Incumbent congresswoman Marilyn Musgrave, R-Colorado, defended herself Monday night against Democratic opponent Betsy Markey’s accusations that she has done nothing to solve immigration and labor problems as a representative for Colorado’s Fourth District.
“As a ranking Republican, I have worked hard to get guest workers working legally, so please be correct in your statements,” she said.
Markey then countered the defense.
“But nothing has passed,” she said.
Without hesitation, a Musgrave rebuttal: “Ken Salazar is in the Senate, Betsy. I can only control the House,” she said, referring to the Democratic Colorado senator, for whom Markey acted as regional director for in recent campaigns.
The Fort Morgan audience responded with applause and cheers for their hometown candidate, Musgrave.
The two women are battling for the Fourth Congressional District seat of Colorado, which, after 30 years of Republican control, has become one of the most intensely competitive seats in the House of Representatives, some political analysts say.The debate Monday focused on Colorado agriculture and “rural America.”
“In looking at our dependence on foreign oil, we need to make sure that we never have a foreign dependence for food,” Musgrave said.
Both candidates talked about their respective histories as small business owners, and both vocalized the importance of agriculture to the national economy, stressing the importance of the 2008 Farm Bill, for which Musgrave was a “lead negotiator.”

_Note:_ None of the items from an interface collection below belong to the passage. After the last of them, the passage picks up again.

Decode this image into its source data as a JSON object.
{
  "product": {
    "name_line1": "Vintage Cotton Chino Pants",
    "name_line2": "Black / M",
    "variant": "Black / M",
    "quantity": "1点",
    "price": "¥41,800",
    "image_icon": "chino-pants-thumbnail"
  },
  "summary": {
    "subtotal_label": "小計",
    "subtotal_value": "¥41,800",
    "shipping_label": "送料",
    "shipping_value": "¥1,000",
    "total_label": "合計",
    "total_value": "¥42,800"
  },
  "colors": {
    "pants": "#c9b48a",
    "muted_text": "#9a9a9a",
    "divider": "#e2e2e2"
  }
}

“Farmers need a safety net,” she said. “That means they need direct payments and loan programs.”
Musgrave also told stories about her days growing up on a sugar beet farm and how she has learned through personal struggle the importance of water conservation.
“It breaks my heart when farmland dries up,” she said.
Both candidates agreed that water storage is an important issue for Colorado farmers.
“When you touch water you touch everything,” Markey said, quoting the last Democrat to hold office in Colorado’s Fourth District back in the early 1970s, Wayne Aspinall.
They also agreed on the importance but impermanence of corn-oil ethanol and the need for further development and diversification of renewable energy.
Markey specifically cited the need to upgrade the electrical grids in Colorado.
“Studies show that up to 20 percent of our electricity can come from wind power,” she said. “It will cost billions to convert, but when you compare the $700 billion we spend annually on foreign oil, it becomes very worthwhile.”
Musgrave closed with thanks to her home audience and a reiteration of the importance of supporting agriculture.
Markey closed with a pledge to work hard and attend town hall meetings in all 18 counties in the Fourth District if she were elected.
“I will be looking people in the eye,” she said. “You have to listen to the people.”
Elections Beat Reporter Trevor Simonton can be reached at firstname.lastname@example.org.